With recent advances in battery technology and the resulting decrease in the charging times, public charging stations are becoming a viable option for Electric Vehicle (EV) drivers. Concurrently, wide-spread use of location-tracking devices in mobile phones and wearable devices makes it possible to track individual-level human movements to an unprecedented spatial and temporal grain. Motivated by these developments, we propose a novel methodology to perform data-driven optimization of EV charging stations location. We formulate the problem as a discrete optimization problem on a geographical grid, with the objective of covering the entire demand region while minimizing a measure of drivers' discomfort. Since optimally solving the problem is computationally infeasible, we present computationally efficient, near-optimal solutions based on greedy and genetic algorithms. We then apply the proposed methodology to optimize EV charging stations location in the city of Boston, starting from a massive cellular phone data sets covering 1 million users over 4 months. Results show that genetic algorithm based optimization provides the best solutions in terms of drivers' discomfort and the number of charging stations required, which are both reduced about 10 percent as compared to a randomized solution. We further investigate robustness of the proposed data-driven methodology, showing that, building upon well-known regularity of aggregate human mobility patterns, the near-optimal solution computed using single day movements preserves its properties also in later months. When collectively considered, the results presented in this paper clearly indicate the potential of data-driven approaches for optimally locating public charging facilities at the urban scale.

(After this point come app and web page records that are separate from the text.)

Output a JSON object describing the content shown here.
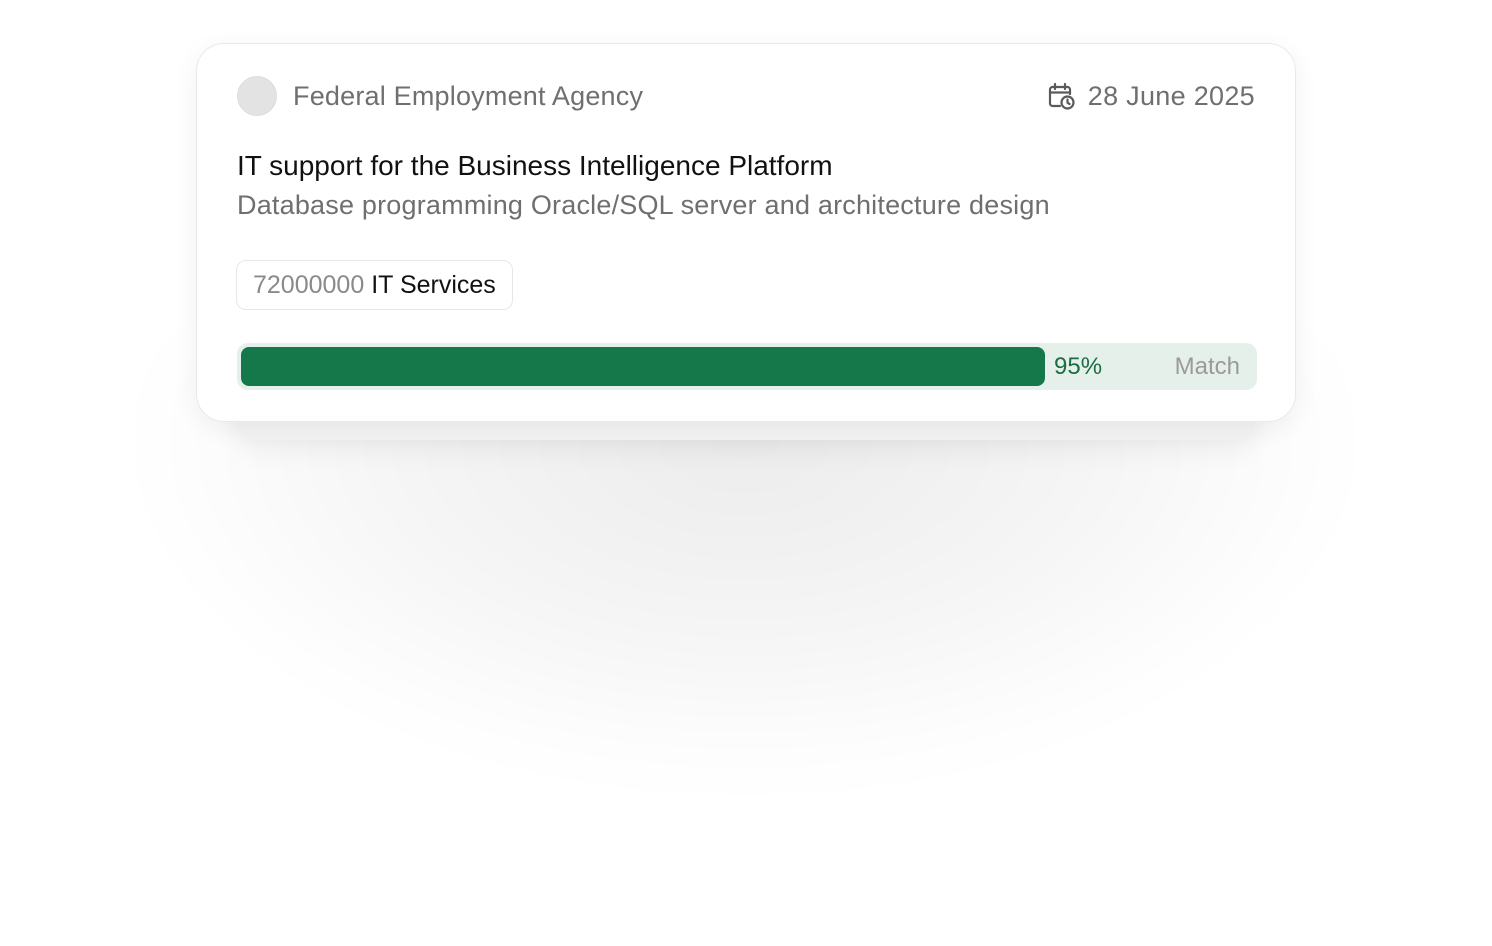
{
  "card": {
    "agency": "Federal Employment Agency",
    "date": "28 June 2025",
    "title": "IT support for the Business Intelligence Platform",
    "subtitle": "Database programming Oracle/SQL server and architecture design",
    "tag": {
      "code": "72000000",
      "label": "IT Services"
    },
    "match": {
      "value": 95,
      "percent_text": "95%",
      "label": "Match"
    },
    "icons": {
      "date": "calendar-clock-icon"
    },
    "colors": {
      "match_fill": "#14784a",
      "match_track": "#e6f0ea",
      "match_text": "#1b6d43"
    }
  }
}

A quantum annealer heuristically minimizes quadratic unconstrained binary optimization (QUBO) problems, but is limited by the physical hardware in the size and density of the problems it can handle. We have developed a meta-heuristic solver that utilizes D-Wave Systems’ quantum annealer (or any other QUBO problem optimizer) to solve larger or denser problems, by iteratively solving subproblems, while keeping the rest of the variables fixed. We present our algorithm, several variants, and the results for the optimization of standard QUBO problem instances from OR-Library of sizes 500 and 2500 as well as the Palubeckis instances of sizes 3000–7000. For practical use of the solver, we show the dependence of the time to best solution on the desired gap to the best known solution. In addition, we study the dependence of the gap and the time to best solution on the size of the problems solved by the underlying optimizer. Our results were obtained by simulation, using a tabu 1-opt solver, due to the huge number of runs required and limited quantum annealer time availability.
A project, I initiated in collaboration with National Geographic Society while I was a researcher at MIT.
The population of the United States is shaped by centuries of migration, isolation, growth, and admixture between populations of global origins. Here, we assemble a comprehensive view of recent population history by studying the ancestry and population structure of over 32,000 individuals in the US using genetic, ancestral birth origin, and geographic data. We identify migration routes and barriers that reflect historical demographic events. We also uncover the spatial patterns of relatedness in subpopulations through the combination of haplotype clustering, ancestral birth origin analysis, and local ancestry inference. These patterns include substantial structure and heterogeneity in Hispanics/Latinos, isolation-by-distance in African Americans, elevated levels of relatedness and homozygosity in Asian immigrants, and fine-scale structure in European descents. Furthermore, quantification of familial birthplaces recapitulates historical immigration waves at high resolution. Taken together, our results provide detailed insights into the genetic structure and demographic history of the diverse US population.